> _WORK ITEM_: Set down every record exactly as it appears.

[Dataset entries]
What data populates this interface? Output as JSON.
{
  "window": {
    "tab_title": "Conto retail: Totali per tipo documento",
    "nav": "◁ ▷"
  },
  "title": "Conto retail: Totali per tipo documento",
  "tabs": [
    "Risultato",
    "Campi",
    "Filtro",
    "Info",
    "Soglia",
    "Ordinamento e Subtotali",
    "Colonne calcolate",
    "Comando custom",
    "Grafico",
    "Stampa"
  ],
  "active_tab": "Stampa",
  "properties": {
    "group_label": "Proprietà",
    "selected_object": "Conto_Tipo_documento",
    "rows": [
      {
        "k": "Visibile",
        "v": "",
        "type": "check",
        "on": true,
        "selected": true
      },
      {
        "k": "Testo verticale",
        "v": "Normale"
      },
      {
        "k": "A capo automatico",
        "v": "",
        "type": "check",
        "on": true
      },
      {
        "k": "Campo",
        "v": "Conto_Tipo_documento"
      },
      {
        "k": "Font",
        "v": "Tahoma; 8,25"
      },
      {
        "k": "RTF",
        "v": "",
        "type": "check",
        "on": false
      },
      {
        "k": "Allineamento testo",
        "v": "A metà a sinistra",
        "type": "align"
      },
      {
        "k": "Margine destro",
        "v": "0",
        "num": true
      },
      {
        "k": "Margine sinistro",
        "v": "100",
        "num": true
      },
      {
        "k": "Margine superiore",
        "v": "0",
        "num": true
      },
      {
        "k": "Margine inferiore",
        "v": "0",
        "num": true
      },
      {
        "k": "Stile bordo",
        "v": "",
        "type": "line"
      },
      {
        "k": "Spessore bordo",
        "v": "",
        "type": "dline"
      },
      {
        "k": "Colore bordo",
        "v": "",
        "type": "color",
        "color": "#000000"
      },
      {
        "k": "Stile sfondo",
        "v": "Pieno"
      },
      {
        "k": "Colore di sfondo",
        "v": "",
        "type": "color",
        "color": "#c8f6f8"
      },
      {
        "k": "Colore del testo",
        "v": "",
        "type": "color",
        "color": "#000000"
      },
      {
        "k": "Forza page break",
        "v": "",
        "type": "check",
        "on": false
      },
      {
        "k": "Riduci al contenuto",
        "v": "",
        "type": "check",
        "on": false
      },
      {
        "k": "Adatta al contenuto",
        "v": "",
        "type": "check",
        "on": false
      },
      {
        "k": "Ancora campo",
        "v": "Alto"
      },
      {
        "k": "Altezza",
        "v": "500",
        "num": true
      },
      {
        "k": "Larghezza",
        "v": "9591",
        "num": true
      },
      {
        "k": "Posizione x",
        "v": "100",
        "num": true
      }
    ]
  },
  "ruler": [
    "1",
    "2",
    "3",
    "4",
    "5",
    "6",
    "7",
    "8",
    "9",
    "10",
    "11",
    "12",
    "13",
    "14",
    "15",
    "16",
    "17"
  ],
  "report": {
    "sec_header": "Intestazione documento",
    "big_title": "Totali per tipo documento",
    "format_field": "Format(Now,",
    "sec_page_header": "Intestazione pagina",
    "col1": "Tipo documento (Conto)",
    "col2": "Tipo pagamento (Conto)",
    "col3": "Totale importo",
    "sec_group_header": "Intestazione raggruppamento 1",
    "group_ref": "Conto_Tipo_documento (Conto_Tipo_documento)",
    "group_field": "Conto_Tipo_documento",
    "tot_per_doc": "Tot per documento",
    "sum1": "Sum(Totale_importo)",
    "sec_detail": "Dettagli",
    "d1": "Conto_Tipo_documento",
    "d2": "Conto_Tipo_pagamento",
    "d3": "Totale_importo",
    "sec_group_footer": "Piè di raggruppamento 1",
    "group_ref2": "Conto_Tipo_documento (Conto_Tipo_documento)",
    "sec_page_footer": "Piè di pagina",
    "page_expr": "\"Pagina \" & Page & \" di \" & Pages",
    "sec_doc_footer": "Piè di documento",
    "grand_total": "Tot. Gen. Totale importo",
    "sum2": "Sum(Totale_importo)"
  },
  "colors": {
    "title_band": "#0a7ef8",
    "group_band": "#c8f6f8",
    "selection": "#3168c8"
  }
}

> _OUTPUT FOR THIS EXERCISE_:
What data populates this interface? Output as JSON.
{
  "window": {
    "tab_title": "Conto retail: Totali per tipo documento",
    "nav": "◁ ▷"
  },
  "title": "Conto retail: Totali per tipo documento",
  "tabs": [
    "Risultato",
    "Campi",
    "Filtro",
    "Info",
    "Soglia",
    "Ordinamento e Subtotali",
    "Colonne calcolate",
    "Comando custom",
    "Grafico",
    "Stampa"
  ],
  "active_tab": "Stampa",
  "properties": {
    "group_label": "Proprietà",
    "selected_object": "Conto_Tipo_documento",
    "rows": [
      {
        "k": "Visibile",
        "v": "",
        "type": "check",
        "on": true,
        "selected": true
      },
      {
        "k": "Testo verticale",
        "v": "Normale"
      },
      {
        "k": "A capo automatico",
        "v": "",
        "type": "check",
        "on": true
      },
      {
        "k": "Campo",
        "v": "Conto_Tipo_documento"
      },
      {
        "k": "Font",
        "v": "Tahoma; 8,25"
      },
      {
        "k": "RTF",
        "v": "",
        "type": "check",
        "on": false
      },
      {
        "k": "Allineamento testo",
        "v": "A metà a sinistra",
        "type": "align"
      },
      {
        "k": "Margine destro",
        "v": "0",
        "num": true
      },
      {
        "k": "Margine sinistro",
        "v": "100",
        "num": true
      },
      {
        "k": "Margine superiore",
        "v": "0",
        "num": true
      },
      {
        "k": "Margine inferiore",
        "v": "0",
        "num": true
      },
      {
        "k": "Stile bordo",
        "v": "",
        "type": "line"
      },
      {
        "k": "Spessore bordo",
        "v": "",
        "type": "dline"
      },
      {
        "k": "Colore bordo",
        "v": "",
        "type": "color",
        "color": "#000000"
      },
      {
        "k": "Stile sfondo",
        "v": "Pieno"
      },
      {
        "k": "Colore di sfondo",
        "v": "",
        "type": "color",
        "color": "#c8f6f8"
      },
      {
        "k": "Colore del testo",
        "v": "",
        "type": "color",
        "color": "#000000"
      },
      {
        "k": "Forza page break",
        "v": "",
        "type": "check",
        "on": false
      },
      {
        "k": "Riduci al contenuto",
        "v": "",
        "type": "check",
        "on": false
      },
      {
        "k": "Adatta al contenuto",
        "v": "",
        "type": "check",
        "on": false
      },
      {
        "k": "Ancora campo",
        "v": "Alto"
      },
      {
        "k": "Altezza",
        "v": "500",
        "num": true
      },
      {
        "k": "Larghezza",
        "v": "9591",
        "num": true
      },
      {
        "k": "Posizione x",
        "v": "100",
        "num": true
      }
    ]
  },
  "ruler": [
    "1",
    "2",
    "3",
    "4",
    "5",
    "6",
    "7",
    "8",
    "9",
    "10",
    "11",
    "12",
    "13",
    "14",
    "15",
    "16",
    "17"
  ],
  "report": {
    "sec_header": "Intestazione documento",
    "big_title": "Totali per tipo documento",
    "format_field": "Format(Now,",
    "sec_page_header": "Intestazione pagina",
    "col1": "Tipo documento (Conto)",
    "col2": "Tipo pagamento (Conto)",
    "col3": "Totale importo",
    "sec_group_header": "Intestazione raggruppamento 1",
    "group_ref": "Conto_Tipo_documento (Conto_Tipo_documento)",
    "group_field": "Conto_Tipo_documento",
    "tot_per_doc": "Tot per documento",
    "sum1": "Sum(Totale_importo)",
    "sec_detail": "Dettagli",
    "d1": "Conto_Tipo_documento",
    "d2": "Conto_Tipo_pagamento",
    "d3": "Totale_importo",
    "sec_group_footer": "Piè di raggruppamento 1",
    "group_ref2": "Conto_Tipo_documento (Conto_Tipo_documento)",
    "sec_page_footer": "Piè di pagina",
    "page_expr": "\"Pagina \" & Page & \" di \" & Pages",
    "sec_doc_footer": "Piè di documento",
    "grand_total": "Tot. Gen. Totale importo",
    "sum2": "Sum(Totale_importo)"
  },
  "colors": {
    "title_band": "#0a7ef8",
    "group_band": "#c8f6f8",
    "selection": "#3168c8"
  }
}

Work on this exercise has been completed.